  5. ^ Benson, George S. (March 28, 1972). "Looking Ahead". page 11 (The Evening Independent). Retrieved Sep 9, 2014. 
  6. ^ Baker, Ross S. (Nov 22, 1970). "A History of The Weathermen". Express and News. Retrieved Sep 9, 2014. 
  7. ^ Avakian, "Bob Avakian Speaks on the Mao Tsetung Defendants' Railroad and the Historic Battles Ahead", Introduction and pp. 18--21.
  8. ^ Athan G. Theoharis, "FBI Surveillance: Past and Present", Cornell Law Review, Vol. 69 (April 1984); and Peter Erlinder with Doug Cassel, “Bazooka Justice: The Case of the Mao Tse Tung Defendants – Overreaction Or Foreshadowing?”, Public Eye, Vol. II, No. 3&4 (1980), pp. 40--43.
  9. ^ a b Unknown author (May 2, 1980). "Scores arrested, Injured In May Day Violence". Logansport Pharos-Triubune. UPI. Retrieved Sep 9, 2014. 
  10. ^ Buchwald, Art (August 12, 2000). "Leisure Will Kill You". Indiana Gazette (Indiana). Retrieved Sep 8, 2014. 
  11. ^ Unknown (Dec 6, 1979). "Communist s get year sentence for disruption" (page 2). The Daily Tar Heel (Chapel Hill). Retrieved Sep 9, 2014. 
  12. ^ Ely, Mike. "Letter 4: Truth, Practice and a Confession of Poverty". Kasama Project. 

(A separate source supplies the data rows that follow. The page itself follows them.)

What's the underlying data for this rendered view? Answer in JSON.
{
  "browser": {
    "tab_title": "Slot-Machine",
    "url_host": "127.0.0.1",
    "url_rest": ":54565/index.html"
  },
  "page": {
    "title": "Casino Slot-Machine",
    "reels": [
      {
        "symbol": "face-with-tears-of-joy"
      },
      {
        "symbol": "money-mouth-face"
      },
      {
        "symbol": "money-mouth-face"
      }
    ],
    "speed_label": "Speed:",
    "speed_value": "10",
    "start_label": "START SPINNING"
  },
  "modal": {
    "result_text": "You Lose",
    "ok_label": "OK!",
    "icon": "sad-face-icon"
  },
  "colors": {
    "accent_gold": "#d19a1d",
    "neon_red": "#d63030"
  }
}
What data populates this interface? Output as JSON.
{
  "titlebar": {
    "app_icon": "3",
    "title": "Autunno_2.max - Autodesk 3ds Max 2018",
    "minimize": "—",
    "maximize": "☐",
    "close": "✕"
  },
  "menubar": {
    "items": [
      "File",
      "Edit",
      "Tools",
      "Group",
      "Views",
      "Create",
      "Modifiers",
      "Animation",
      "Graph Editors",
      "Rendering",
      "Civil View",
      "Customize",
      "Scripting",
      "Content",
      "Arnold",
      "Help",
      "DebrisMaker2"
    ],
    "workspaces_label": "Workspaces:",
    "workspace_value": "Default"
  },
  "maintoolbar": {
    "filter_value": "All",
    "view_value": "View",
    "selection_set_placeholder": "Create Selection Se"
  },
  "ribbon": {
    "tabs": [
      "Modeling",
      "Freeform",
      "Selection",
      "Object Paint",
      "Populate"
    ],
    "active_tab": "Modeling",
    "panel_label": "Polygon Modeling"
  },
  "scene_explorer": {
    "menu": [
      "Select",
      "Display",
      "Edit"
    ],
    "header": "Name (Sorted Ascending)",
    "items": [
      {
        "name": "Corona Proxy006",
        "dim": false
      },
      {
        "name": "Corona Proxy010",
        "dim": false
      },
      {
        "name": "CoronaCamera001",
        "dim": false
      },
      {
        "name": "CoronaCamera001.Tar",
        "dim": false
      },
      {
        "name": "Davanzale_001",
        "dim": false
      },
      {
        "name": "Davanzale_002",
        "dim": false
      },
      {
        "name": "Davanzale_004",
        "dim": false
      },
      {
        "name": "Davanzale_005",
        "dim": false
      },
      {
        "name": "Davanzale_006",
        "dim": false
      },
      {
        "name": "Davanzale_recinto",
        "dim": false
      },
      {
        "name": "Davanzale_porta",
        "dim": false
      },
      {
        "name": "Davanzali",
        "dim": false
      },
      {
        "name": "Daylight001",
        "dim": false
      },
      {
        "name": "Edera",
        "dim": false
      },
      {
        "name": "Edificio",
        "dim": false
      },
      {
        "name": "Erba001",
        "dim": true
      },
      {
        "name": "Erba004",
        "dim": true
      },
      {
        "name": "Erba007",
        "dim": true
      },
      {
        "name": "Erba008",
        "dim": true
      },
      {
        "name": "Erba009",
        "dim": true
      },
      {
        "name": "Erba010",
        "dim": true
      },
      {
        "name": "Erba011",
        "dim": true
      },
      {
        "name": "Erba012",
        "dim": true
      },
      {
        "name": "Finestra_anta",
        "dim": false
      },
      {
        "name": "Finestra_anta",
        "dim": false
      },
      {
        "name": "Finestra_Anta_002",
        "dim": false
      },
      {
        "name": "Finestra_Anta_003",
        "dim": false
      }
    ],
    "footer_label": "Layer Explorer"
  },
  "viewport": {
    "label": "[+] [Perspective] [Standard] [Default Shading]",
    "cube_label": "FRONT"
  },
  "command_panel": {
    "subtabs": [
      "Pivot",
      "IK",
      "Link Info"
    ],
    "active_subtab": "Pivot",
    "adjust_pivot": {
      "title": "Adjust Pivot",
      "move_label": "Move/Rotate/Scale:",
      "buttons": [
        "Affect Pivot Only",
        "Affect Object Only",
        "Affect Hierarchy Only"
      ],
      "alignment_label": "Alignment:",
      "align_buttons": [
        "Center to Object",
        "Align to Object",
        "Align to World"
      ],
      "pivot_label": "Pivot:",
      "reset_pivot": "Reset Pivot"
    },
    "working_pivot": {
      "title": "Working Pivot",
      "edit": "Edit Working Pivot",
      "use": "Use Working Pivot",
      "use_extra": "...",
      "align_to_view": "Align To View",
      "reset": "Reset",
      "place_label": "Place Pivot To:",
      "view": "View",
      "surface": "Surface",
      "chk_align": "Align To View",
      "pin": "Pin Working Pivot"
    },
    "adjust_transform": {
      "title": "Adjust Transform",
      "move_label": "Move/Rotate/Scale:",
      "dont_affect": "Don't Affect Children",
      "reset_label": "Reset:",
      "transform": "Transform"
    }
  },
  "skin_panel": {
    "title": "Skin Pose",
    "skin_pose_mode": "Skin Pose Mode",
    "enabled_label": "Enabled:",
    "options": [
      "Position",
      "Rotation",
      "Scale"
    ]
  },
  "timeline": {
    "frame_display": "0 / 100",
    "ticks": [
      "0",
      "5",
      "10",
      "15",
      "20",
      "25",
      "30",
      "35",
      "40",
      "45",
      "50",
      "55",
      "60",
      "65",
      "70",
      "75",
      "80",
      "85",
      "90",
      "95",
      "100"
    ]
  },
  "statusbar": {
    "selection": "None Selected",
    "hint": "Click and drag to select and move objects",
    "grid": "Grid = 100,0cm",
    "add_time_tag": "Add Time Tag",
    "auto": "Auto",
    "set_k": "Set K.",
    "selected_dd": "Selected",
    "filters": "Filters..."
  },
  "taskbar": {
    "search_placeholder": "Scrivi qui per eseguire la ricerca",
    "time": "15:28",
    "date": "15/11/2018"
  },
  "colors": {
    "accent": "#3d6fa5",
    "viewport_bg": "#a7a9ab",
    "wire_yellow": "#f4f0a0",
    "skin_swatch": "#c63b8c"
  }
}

  13. ^ "What Is Kasama". Kasama Project. Kasama Project. Retrieved Sep 5, 2014. 

External links[edit]